The important aspect of credit is not its ability to be leveraged, which is a consequence of the characteristics of money rather than an integral aspect of credit, but rather its ability to transcend time.  It is the fact that the credit is a claim to money rather than to some other commodity that permits its expansion beyond the existing money supply.

“A person who has a thousand loaves of bread at his immediate disposal will not dare to issue more than a thousand tickets each of which gives its holder the right to demand at any time the delivery of a loaf of bread. It is otherwise with money…. The fact that is peculiar to money alone is not that mature and secure claims to money are as highly valued in commerce as the sums of money to which they refer, but rather that such claims are complete substitutes for money, and, as such, are able to fulfil all the functions of money in those markets in which their essential characteristics of maturity and security are recognized. It is this circumstance that makes. it possible to issue more of this sort of substitute than the issuer is always in a position to convert.  And so the fiduciary medium comes into being in addition to the money certificate. Fiduciary media increase the supply of money in the broader sense of the word; they are consequently able to influence the objective
exchange-value of money.”
 – Mises, The Theory of Money and Credit, p. 267

Note that the credit aspect not only predates the broader fiat aspects, but is, in fact, intrinsically necessary for the eventual expansion.  Nate concludes with a question

Its not that there is no money.   I already explained that there is always money.  Money…is like energy.  It cannot ever be destroyed.  It can change forms… its velocity can change.  But it cannot be destroyed.  The problem is… our system is so screwed up through fiat and leverage… that we can’t even measure the money supply any more.  Come Vox… be sensible… you’re absolutely right to point out that the leverage can’t be ignored… but you were wrong to suggest that the fiat aspects can.  Now tell us Vox…  What IS the best way to measure the abomination posing as the US money supply?  He asked knowingly…

First, I’ll point out that since we have a system “in which the actual transfer of money has been completely superseded by fiduciary media”, it doesn’t matter that we can’t measure the money supply anymore.  Because we’re no longer using actual money, we are merely using possibility of money in order to support the extensive system of potential claims to theoretical future money.  Or, as Nate rightly calls it, a financial abomination.  As strange as this sounds, it was anticipated at least 101 years ago, as Mises notes:

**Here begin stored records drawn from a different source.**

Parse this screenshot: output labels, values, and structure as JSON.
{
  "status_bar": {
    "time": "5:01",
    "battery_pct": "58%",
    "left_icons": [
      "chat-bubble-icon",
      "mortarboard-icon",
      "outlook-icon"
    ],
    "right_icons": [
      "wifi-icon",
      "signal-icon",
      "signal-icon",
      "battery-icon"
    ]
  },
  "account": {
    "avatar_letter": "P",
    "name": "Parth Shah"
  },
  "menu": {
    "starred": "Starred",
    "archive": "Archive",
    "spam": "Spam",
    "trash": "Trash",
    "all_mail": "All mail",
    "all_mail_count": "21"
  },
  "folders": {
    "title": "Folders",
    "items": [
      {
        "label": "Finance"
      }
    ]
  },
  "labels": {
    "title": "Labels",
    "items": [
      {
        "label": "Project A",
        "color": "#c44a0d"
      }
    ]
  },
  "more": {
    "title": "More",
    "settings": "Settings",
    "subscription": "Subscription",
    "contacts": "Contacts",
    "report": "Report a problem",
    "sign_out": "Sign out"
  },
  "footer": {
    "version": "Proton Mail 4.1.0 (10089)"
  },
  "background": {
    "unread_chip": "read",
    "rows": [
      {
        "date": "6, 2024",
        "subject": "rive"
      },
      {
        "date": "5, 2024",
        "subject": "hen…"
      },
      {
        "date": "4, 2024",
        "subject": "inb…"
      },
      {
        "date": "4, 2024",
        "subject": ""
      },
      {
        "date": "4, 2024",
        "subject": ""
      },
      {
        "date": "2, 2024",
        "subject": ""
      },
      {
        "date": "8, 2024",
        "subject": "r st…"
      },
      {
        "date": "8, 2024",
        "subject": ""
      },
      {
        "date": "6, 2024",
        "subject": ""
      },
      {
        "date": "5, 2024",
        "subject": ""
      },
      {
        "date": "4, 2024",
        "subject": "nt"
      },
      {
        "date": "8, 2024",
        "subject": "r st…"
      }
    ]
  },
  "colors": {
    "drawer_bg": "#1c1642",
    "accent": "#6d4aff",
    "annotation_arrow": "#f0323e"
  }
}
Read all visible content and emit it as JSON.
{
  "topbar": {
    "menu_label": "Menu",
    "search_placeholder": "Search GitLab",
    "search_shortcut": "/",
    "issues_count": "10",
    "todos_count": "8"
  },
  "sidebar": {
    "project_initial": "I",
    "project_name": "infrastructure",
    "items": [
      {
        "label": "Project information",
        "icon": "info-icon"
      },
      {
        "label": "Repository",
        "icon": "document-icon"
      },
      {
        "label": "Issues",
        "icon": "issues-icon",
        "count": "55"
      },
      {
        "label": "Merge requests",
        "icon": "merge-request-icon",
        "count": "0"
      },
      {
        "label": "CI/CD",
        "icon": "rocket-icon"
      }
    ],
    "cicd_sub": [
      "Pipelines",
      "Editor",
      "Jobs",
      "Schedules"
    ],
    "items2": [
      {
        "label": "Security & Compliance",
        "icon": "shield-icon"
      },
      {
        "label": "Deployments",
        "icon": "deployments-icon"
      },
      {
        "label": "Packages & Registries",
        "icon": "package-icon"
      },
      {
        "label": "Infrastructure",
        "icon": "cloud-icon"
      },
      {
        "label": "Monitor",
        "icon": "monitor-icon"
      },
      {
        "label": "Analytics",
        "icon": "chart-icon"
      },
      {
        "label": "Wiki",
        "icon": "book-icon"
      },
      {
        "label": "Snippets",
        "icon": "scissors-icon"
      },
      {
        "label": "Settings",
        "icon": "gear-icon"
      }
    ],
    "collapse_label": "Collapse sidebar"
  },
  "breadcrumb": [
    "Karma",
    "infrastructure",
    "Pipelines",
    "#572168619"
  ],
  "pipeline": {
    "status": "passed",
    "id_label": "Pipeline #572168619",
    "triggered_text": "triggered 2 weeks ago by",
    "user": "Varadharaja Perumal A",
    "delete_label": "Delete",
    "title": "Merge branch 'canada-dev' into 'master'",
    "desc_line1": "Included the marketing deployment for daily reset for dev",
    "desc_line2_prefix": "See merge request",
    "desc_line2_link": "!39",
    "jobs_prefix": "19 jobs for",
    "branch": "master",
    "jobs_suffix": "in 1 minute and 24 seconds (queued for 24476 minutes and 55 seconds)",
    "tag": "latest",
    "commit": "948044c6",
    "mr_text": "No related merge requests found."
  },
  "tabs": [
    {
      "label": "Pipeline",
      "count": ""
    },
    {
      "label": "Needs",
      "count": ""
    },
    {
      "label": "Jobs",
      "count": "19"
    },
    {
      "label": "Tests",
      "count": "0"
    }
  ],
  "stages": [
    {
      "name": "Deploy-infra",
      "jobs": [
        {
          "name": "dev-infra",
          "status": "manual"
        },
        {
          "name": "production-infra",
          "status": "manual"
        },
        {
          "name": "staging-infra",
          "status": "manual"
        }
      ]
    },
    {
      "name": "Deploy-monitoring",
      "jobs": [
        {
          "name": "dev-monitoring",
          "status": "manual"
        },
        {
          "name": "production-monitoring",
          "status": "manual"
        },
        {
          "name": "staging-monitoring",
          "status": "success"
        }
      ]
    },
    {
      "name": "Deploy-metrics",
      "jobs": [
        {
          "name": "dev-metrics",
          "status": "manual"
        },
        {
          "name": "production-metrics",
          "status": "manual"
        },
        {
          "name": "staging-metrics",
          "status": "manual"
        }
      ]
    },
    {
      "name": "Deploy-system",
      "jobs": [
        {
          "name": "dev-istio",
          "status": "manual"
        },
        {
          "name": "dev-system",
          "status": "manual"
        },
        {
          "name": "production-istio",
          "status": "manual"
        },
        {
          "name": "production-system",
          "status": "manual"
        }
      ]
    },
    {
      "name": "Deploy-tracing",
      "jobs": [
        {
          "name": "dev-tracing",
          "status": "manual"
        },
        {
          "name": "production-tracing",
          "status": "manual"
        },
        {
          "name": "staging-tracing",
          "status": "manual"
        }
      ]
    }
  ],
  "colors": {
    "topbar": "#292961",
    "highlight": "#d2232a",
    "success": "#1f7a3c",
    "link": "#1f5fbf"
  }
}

“Use is made of money, but not physical use of actually existing money or money substitutes. Money which is not present performs an economic function; it has its effect solely by reason of the possibility of its being able to be present.”

In answer to Nate’s question, the best way is to measure the sum total of all the current outstanding claims.  This is approximated in the Federal Reserve’s Z1 Flow of Funds Accounts, specifically the L1 credit market debt outstanding report.  And it is the expansion of this supply, though not strictly speaking “inflation” per se, that effects exchange value and therefore the prices of goods and services.